Twenty Five Years Ago Today
Twenty-five years ago today, the American space program came crashing to Earth in a horrible accident.
It seems like yesterday, but it was twenty-five years ago today that the Space Shuttle Challenger exploded 73 seconds after launch, killing all seven astronauts, including New Hampshire school teacher Christa McAuliffe, who would have been the first civilian to orbit the Earth.
When I first heard the news, I was walking out of a high school mid-term and eager to make my way home after the end of a half-day of school. When one of my classmates told me what happened, I didn’t believe it at first. The Space Shuttle ? Exploding ? Impossible. Then, I got out to my car and turned on the radio and the reality of the situation was made clear in seconds. It was gone, and so were the astronauts. I went straight home and spent the rest of the day watching television. This was in the day before cable news, so Americans were limited to what ABC, CBS, and NBC could give them and woke up the next morning to the tragedy played out on the front pages of America’s newspapers.
If you didn’t live through it, its hard to explain what it meant at the time. It was, in many ways, the mid-80s equivalent of September 11th — a national tragedy played out (mostly) live on television and a symbol of American might destroyed in the blink of an eye. Later investigation would reveal incompetence, bad design, and bad decision making on the part of NASA. There would be a commission appointed to investigate the tragedy headed by Neil Armstrong. Changes would be made and we would be told that things were different; only to find out 17 years later, almost to the day, that this was not the case. But on that day, all that mattered was the fact that the American space program’s near-flawless reputation had been forever changed and that seven astronauts were dead.
President Reagan was supposed to have given the State of the Union address on the night of January 28th, 1986. Instead, he spoke from the Oval Office:

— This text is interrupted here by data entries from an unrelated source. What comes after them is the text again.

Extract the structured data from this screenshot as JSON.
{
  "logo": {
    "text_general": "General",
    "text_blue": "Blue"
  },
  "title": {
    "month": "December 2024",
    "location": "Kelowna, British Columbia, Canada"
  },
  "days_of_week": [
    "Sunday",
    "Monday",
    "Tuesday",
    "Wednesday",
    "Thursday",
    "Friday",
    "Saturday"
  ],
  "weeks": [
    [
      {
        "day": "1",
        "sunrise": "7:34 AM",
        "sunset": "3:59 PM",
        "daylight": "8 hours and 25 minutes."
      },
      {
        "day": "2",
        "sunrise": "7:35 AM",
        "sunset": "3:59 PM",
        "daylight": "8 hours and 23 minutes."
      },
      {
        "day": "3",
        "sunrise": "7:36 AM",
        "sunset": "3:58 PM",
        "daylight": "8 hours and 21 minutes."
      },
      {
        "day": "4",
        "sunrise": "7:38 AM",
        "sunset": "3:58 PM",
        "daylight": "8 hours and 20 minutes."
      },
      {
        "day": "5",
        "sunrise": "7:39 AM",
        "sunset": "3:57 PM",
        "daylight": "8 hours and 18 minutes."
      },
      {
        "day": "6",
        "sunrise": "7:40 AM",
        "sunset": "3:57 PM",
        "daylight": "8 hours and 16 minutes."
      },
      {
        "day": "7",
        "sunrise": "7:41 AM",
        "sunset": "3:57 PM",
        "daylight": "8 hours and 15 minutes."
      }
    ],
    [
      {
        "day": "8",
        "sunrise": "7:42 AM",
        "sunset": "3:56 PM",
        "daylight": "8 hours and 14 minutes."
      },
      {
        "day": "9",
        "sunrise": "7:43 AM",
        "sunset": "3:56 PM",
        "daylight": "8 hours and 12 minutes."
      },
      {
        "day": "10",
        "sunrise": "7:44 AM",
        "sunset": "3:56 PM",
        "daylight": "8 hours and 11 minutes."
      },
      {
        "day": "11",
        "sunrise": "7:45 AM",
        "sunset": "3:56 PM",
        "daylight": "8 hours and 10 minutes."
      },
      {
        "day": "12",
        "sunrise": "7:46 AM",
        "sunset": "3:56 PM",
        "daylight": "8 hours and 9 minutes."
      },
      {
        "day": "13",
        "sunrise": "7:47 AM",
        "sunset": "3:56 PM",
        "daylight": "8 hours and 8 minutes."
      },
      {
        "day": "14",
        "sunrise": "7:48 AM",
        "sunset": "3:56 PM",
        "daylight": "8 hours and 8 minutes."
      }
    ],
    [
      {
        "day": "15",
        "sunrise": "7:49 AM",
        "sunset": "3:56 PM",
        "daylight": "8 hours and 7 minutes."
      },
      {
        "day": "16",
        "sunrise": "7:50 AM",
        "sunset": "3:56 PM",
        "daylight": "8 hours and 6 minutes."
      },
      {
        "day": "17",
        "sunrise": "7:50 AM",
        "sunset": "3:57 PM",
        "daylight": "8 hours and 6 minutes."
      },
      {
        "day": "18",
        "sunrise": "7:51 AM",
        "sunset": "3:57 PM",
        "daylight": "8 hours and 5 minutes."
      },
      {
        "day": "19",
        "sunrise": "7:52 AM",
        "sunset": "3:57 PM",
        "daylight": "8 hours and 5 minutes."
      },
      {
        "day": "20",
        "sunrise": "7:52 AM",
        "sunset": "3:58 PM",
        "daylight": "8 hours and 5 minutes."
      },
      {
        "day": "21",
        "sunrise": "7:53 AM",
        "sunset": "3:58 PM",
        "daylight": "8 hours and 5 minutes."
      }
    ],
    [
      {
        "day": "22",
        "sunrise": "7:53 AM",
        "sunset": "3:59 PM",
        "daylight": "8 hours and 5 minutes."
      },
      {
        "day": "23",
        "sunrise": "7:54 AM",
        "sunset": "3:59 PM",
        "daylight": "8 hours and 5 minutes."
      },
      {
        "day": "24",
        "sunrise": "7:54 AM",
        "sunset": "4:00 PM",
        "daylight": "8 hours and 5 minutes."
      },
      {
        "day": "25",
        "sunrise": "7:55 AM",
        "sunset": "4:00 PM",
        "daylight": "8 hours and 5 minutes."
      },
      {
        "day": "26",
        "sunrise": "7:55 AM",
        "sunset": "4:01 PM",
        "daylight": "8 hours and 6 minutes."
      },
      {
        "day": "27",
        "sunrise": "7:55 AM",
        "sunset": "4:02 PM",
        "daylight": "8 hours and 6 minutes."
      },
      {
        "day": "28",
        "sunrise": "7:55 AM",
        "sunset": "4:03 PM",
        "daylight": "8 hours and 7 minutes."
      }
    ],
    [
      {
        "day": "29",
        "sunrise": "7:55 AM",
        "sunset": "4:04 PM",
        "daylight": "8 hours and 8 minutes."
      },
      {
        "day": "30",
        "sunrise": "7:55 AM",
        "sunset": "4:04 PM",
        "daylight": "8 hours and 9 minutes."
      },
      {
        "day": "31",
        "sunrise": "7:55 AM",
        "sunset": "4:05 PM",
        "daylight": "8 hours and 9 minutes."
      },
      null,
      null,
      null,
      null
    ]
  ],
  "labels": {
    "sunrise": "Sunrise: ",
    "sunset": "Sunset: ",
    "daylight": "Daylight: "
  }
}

The poem that Reagan quoted in the final lines of the address is called High Flight and was written by George Magee, a pilot in the Royal Canadian Air Force during World War II. During the days after the Challenger disaster it acheived a new notoriety as it seemed to communicate what had happened in the skies above Florida:
Oh! I have slipped the surly bonds of Earth
And danced the skies on laughter-silvered wings;
Sunward I’ve climbed and joined the tumbling mirth of sun-split clouds,-and done a hundred things
You have not dreamed of wheeled and soared and swung
High in the sunlit silence. Hov’ring there,
I’ve chased the shouting wind along, and flung
My eager craft through footless falls of air…
Up, up the long, delirious, burning blue
I’ve topped the wind-swept heights with easy grace
Where never lark, nor eer eagle flew-
And, while with silent lifting mind I’ve trod
The high, untrespassed sanctity of space,
Put out my hand and touched the face of God.
I remember watching the speech as well as I remember the other events of that day. As he did on so many other occasions, Reagan found the right words to communicate what we were all thinking that night.